The process of computing a confidence interval using resampling is called bootstrapping. The word comes from the absurd image of a person lifting himself by pulling on his own boots. This is also the origin of “booting” (or “rebooting”) a computer: a program that starts up a computer so that it can run programs.

## 20.2 Confidence bands

This picks up on the running time versus age and sex functions in the sampling variability chapter.

I think it’s helpful to display the results from each sampling trial as an individual function, as in Figure 15.3. Sometimes, statisticians prefer to display this sampling variability using a graphical band, called a confidence band, as in Figure 20.2. Figure 20.2: Confidence bands showings sampling variation in a function time ~ age + sex trained on a sample of n = 1600 from the ten-mile race data.

## 20.3 Prediction intervals vs confidence intervals

In Chapter 10 we built a model of the probability of precipitation as a function of air pressure, temperature, wind direction, and wind velocity. (See Figure 10.9.) For convenience, part of that model is reproduced in Figure 20.3.

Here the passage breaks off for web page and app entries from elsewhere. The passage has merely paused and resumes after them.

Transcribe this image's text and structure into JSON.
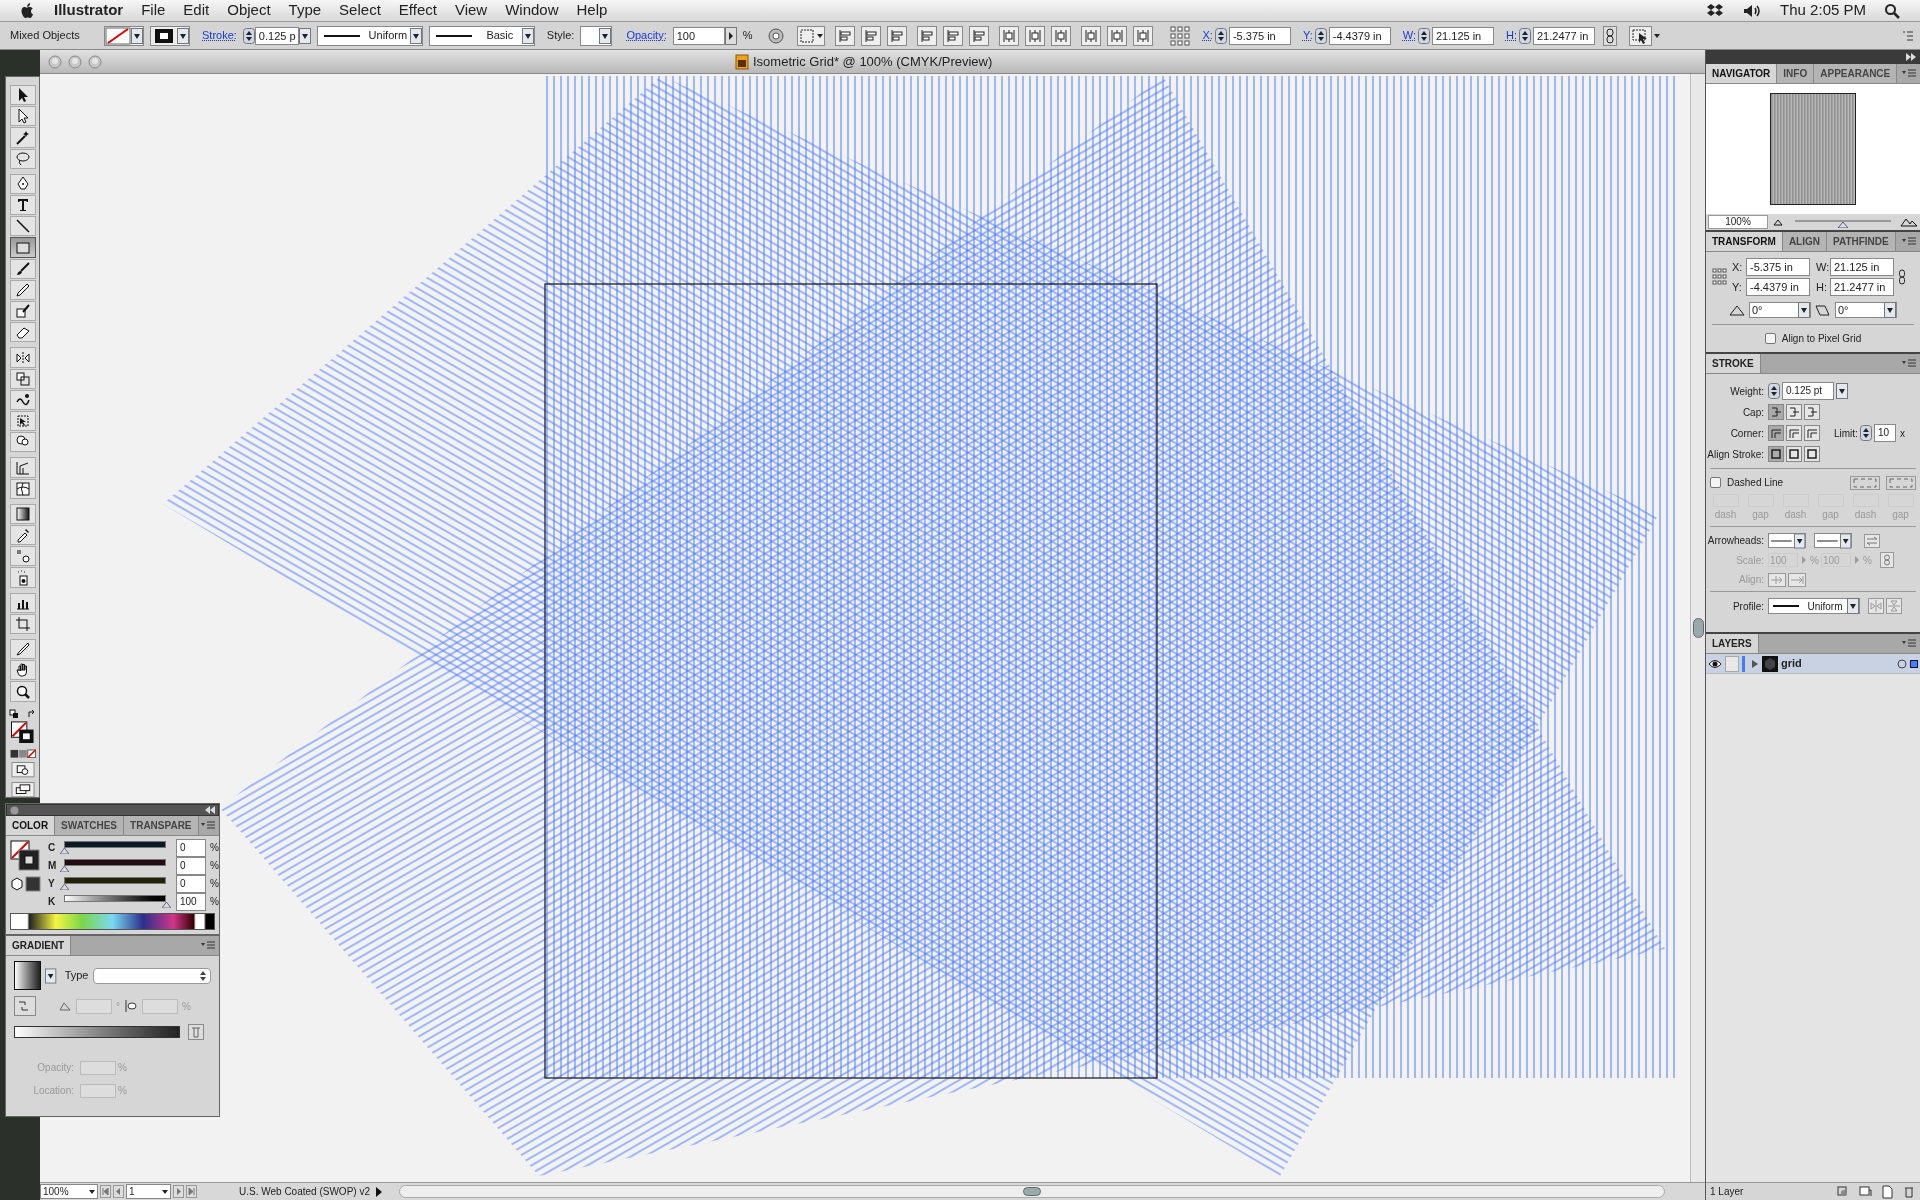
{
  "menu_bar": {
    "app": "Illustrator",
    "menus": [
      "File",
      "Edit",
      "Object",
      "Type",
      "Select",
      "Effect",
      "View",
      "Window",
      "Help"
    ],
    "clock": "Thu 2:05 PM"
  },
  "control_bar": {
    "selection": "Mixed Objects",
    "stroke_label": "Stroke:",
    "stroke_weight": "0.125 p",
    "profile": "Uniform",
    "brush": "Basic",
    "style_label": "Style:",
    "opacity_label": "Opacity:",
    "opacity": "100",
    "opacity_unit": "%",
    "fields": [
      {
        "label": "X:",
        "value": "-5.375 in"
      },
      {
        "label": "Y:",
        "value": "-4.4379 in"
      },
      {
        "label": "W:",
        "value": "21.125 in"
      },
      {
        "label": "H:",
        "value": "21.2477 in"
      }
    ]
  },
  "document": {
    "title": "Isometric Grid* @ 100% (CMYK/Preview)"
  },
  "tools": [
    {
      "selected": false
    },
    {
      "selected": false
    },
    {
      "selected": false
    },
    {
      "selected": false
    },
    {
      "selected": false
    },
    {
      "selected": false
    },
    {
      "selected": false
    },
    {
      "selected": true
    },
    {
      "selected": false
    },
    {
      "selected": false
    },
    {
      "selected": false
    },
    {
      "selected": false
    },
    {
      "selected": false
    },
    {
      "selected": false
    },
    {
      "selected": false
    },
    {
      "selected": false
    },
    {
      "selected": false
    },
    {
      "selected": false
    },
    {
      "selected": false
    },
    {
      "selected": false
    },
    {
      "selected": false
    },
    {
      "selected": false
    },
    {
      "selected": false
    },
    {
      "selected": false
    },
    {
      "selected": false
    },
    {
      "selected": false
    },
    {
      "selected": false
    },
    {
      "selected": false
    }
  ],
  "color_panel": {
    "tabs": [
      {
        "label": "COLOR",
        "selected": true
      },
      {
        "label": "SWATCHES",
        "selected": false
      },
      {
        "label": "TRANSPARE",
        "selected": false
      }
    ],
    "channels": [
      {
        "name": "C",
        "value": "0",
        "unit": "%",
        "level": 0
      },
      {
        "name": "M",
        "value": "0",
        "unit": "%",
        "level": 0
      },
      {
        "name": "Y",
        "value": "0",
        "unit": "%",
        "level": 0
      },
      {
        "name": "K",
        "value": "100",
        "unit": "%",
        "level": 1
      }
    ]
  },
  "gradient_panel": {
    "title": "GRADIENT",
    "type_label": "Type",
    "angle_unit": "°",
    "ratio_unit": "%",
    "opacity_label": "Opacity:",
    "opacity_unit": "%",
    "location_label": "Location:",
    "location_unit": "%"
  },
  "status_bar": {
    "zoom": "100%",
    "page": "1",
    "profile": "U.S. Web Coated (SWOP) v2"
  },
  "navigator": {
    "tabs": [
      {
        "label": "NAVIGATOR",
        "selected": true
      },
      {
        "label": "INFO",
        "selected": false
      },
      {
        "label": "APPEARANCE",
        "selected": false
      }
    ],
    "zoom": "100%",
    "level": 0.5
  },
  "transform": {
    "tabs": [
      {
        "label": "TRANSFORM",
        "selected": true
      },
      {
        "label": "ALIGN",
        "selected": false
      },
      {
        "label": "PATHFINDE",
        "selected": false
      }
    ],
    "fields": [
      {
        "label": "X:",
        "value": "-5.375 in"
      },
      {
        "label": "W:",
        "value": "21.125 in"
      },
      {
        "label": "Y:",
        "value": "-4.4379 in"
      },
      {
        "label": "H:",
        "value": "21.2477 in"
      }
    ],
    "rotate": "0°",
    "shear": "0°",
    "pixel_grid": {
      "label": "Align to Pixel Grid",
      "checked": false
    }
  },
  "stroke": {
    "title": "STROKE",
    "weight_label": "Weight:",
    "weight": "0.125 pt",
    "cap_label": "Cap:",
    "corner_label": "Corner:",
    "limit_label": "Limit:",
    "limit": "10",
    "limit_unit": "x",
    "align_label": "Align Stroke:",
    "dashed": {
      "label": "Dashed Line",
      "checked": false
    },
    "dash_labels": [
      "dash",
      "gap",
      "dash",
      "gap",
      "dash",
      "gap"
    ],
    "arrowheads_label": "Arrowheads:",
    "scale_label": "Scale:",
    "scales": [
      {
        "value": "100",
        "unit": "%",
        "disabled": true
      },
      {
        "value": "100",
        "unit": "%",
        "disabled": true
      }
    ],
    "align_arrow_label": "Align:",
    "profile_label": "Profile:",
    "profile": "Uniform"
  },
  "layers": {
    "title": "LAYERS",
    "items": [
      {
        "name": "grid",
        "visible": true,
        "selected": true,
        "expanded": false
      }
    ],
    "footer": "1 Layer"
  }
}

Figure 20.3: A model of the probability of precipitation conditioned on air pressure, temperature, wind speed, and wind direction. This graph is just two of the panels from 10.9, showing results for a wind speed of 6 mph and wind directions from the north (0 degrees) and south (180 degrees). The model shown in Figure 20.3 paints a satisfyingly precise-looking picture of precipitation. When the wind is from the north, the probability of precipitation is pretty much only a function of air pressure and, at low pressure, is almost 100%. When the wind is from the south, the probability is less, especially at 40°F.

Figure 20.4: (ref:rain-confidence-cap) Looking at a few resampling trials tells a somewhat different story. For temperatures of 0 and 20°F, the trials are very consistent with one another. But at 40°F the resampling trials are all over the place, particularly when the wind is from the north (direction 0). It turns out that there is little data when the temperature is around 40°F and the wind is from the north. Confidence in the model output in these conditions is weak.